··· EXERCISE DATA

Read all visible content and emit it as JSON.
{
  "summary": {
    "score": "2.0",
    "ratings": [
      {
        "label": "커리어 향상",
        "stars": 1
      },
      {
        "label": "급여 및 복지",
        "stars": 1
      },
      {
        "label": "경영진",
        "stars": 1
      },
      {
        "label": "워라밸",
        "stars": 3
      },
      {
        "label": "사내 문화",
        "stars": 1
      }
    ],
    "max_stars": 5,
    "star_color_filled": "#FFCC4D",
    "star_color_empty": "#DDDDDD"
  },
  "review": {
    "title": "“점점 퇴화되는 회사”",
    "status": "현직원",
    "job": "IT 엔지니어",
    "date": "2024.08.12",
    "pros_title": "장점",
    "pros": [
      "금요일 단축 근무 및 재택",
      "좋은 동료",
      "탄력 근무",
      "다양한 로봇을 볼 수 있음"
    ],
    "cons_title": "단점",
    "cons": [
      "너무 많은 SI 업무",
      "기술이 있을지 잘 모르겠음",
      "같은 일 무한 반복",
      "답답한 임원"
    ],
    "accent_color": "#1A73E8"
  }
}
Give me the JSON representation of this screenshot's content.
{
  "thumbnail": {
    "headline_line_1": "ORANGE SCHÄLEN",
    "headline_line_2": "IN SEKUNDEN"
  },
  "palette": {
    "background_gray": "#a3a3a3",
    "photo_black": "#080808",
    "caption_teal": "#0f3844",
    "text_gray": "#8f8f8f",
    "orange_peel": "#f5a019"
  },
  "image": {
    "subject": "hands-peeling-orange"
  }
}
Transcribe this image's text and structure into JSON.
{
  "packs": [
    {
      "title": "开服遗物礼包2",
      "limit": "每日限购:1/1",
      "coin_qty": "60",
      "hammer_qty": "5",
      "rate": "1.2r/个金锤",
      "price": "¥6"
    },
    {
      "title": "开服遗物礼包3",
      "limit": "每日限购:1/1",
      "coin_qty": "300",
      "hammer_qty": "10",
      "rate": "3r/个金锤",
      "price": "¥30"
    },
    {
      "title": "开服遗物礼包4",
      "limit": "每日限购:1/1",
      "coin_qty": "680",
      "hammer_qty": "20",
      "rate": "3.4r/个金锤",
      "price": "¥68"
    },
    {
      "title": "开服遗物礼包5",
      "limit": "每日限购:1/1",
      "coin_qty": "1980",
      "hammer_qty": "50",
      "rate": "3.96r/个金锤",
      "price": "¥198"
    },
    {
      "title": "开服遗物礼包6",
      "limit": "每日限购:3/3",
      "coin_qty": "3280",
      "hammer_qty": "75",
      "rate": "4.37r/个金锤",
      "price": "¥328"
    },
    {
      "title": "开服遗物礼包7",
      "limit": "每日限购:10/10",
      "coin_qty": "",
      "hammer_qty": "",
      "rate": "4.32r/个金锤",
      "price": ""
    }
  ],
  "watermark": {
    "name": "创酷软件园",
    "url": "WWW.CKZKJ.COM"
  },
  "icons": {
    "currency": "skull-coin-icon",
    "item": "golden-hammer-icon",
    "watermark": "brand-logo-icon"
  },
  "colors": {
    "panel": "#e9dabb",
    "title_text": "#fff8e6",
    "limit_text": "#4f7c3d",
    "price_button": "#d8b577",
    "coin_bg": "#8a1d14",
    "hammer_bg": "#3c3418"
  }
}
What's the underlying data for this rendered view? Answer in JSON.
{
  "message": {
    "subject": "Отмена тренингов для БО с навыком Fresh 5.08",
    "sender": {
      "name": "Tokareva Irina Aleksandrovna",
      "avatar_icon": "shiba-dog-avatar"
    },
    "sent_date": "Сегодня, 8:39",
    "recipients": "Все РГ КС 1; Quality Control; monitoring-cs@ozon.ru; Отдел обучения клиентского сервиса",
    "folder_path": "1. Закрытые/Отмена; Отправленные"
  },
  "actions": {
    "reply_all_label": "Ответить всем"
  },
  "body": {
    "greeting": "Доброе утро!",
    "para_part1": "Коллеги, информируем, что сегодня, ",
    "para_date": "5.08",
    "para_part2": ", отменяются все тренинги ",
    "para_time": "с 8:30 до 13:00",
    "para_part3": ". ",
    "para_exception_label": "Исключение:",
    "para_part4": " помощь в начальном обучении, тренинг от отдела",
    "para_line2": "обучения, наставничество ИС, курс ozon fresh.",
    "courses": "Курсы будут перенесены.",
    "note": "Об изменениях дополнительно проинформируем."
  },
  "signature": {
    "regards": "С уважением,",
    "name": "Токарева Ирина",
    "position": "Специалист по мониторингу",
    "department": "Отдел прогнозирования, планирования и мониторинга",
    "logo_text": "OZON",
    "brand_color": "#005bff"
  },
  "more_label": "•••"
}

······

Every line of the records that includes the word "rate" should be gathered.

      "rate": "1.2r/个金锤",
      "rate": "3r/个金锤",
      "rate": "3.4r/个金锤",
      "rate": "3.96r/个金锤",
      "rate": "4.37r/个金锤",
      "rate": "4.32r/个金锤",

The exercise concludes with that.